◆ Material shown ◆
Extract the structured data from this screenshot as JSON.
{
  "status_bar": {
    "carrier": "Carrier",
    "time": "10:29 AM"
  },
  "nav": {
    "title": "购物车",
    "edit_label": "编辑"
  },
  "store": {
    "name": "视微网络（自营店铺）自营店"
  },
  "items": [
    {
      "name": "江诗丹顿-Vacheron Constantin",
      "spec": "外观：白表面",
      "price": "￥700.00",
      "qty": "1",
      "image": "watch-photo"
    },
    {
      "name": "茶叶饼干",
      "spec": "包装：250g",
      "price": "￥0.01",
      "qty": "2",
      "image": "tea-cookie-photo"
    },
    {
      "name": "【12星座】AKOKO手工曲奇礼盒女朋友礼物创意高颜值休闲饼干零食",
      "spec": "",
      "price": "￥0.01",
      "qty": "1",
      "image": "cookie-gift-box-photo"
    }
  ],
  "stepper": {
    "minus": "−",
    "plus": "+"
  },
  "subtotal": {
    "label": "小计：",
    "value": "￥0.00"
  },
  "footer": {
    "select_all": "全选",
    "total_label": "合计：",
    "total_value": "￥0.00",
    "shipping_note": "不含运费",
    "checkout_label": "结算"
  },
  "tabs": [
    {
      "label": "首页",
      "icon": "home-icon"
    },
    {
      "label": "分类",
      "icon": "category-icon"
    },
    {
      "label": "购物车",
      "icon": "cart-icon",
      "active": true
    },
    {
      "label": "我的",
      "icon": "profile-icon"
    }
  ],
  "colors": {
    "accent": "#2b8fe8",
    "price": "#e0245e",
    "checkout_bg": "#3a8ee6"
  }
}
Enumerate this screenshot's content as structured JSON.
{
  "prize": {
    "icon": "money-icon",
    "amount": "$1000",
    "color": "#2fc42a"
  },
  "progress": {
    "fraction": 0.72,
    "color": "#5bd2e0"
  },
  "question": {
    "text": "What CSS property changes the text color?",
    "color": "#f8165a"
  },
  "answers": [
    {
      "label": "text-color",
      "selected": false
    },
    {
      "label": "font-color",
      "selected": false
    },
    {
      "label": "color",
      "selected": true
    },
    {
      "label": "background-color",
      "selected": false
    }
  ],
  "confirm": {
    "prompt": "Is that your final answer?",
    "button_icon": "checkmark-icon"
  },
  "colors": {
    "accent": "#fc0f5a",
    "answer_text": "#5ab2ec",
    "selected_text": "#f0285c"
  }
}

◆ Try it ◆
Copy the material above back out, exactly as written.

◆ Answer box ◆
Extract the structured data from this screenshot as JSON.
{
  "status_bar": {
    "carrier": "Carrier",
    "time": "10:29 AM"
  },
  "nav": {
    "title": "购物车",
    "edit_label": "编辑"
  },
  "store": {
    "name": "视微网络（自营店铺）自营店"
  },
  "items": [
    {
      "name": "江诗丹顿-Vacheron Constantin",
      "spec": "外观：白表面",
      "price": "￥700.00",
      "qty": "1",
      "image": "watch-photo"
    },
    {
      "name": "茶叶饼干",
      "spec": "包装：250g",
      "price": "￥0.01",
      "qty": "2",
      "image": "tea-cookie-photo"
    },
    {
      "name": "【12星座】AKOKO手工曲奇礼盒女朋友礼物创意高颜值休闲饼干零食",
      "spec": "",
      "price": "￥0.01",
      "qty": "1",
      "image": "cookie-gift-box-photo"
    }
  ],
  "stepper": {
    "minus": "−",
    "plus": "+"
  },
  "subtotal": {
    "label": "小计：",
    "value": "￥0.00"
  },
  "footer": {
    "select_all": "全选",
    "total_label": "合计：",
    "total_value": "￥0.00",
    "shipping_note": "不含运费",
    "checkout_label": "结算"
  },
  "tabs": [
    {
      "label": "首页",
      "icon": "home-icon"
    },
    {
      "label": "分类",
      "icon": "category-icon"
    },
    {
      "label": "购物车",
      "icon": "cart-icon",
      "active": true
    },
    {
      "label": "我的",
      "icon": "profile-icon"
    }
  ],
  "colors": {
    "accent": "#2b8fe8",
    "price": "#e0245e",
    "checkout_bg": "#3a8ee6"
  }
}
Enumerate this screenshot's content as structured JSON.
{
  "prize": {
    "icon": "money-icon",
    "amount": "$1000",
    "color": "#2fc42a"
  },
  "progress": {
    "fraction": 0.72,
    "color": "#5bd2e0"
  },
  "question": {
    "text": "What CSS property changes the text color?",
    "color": "#f8165a"
  },
  "answers": [
    {
      "label": "text-color",
      "selected": false
    },
    {
      "label": "font-color",
      "selected": false
    },
    {
      "label": "color",
      "selected": true
    },
    {
      "label": "background-color",
      "selected": false
    }
  ],
  "confirm": {
    "prompt": "Is that your final answer?",
    "button_icon": "checkmark-icon"
  },
  "colors": {
    "accent": "#fc0f5a",
    "answer_text": "#5ab2ec",
    "selected_text": "#f0285c"
  }
}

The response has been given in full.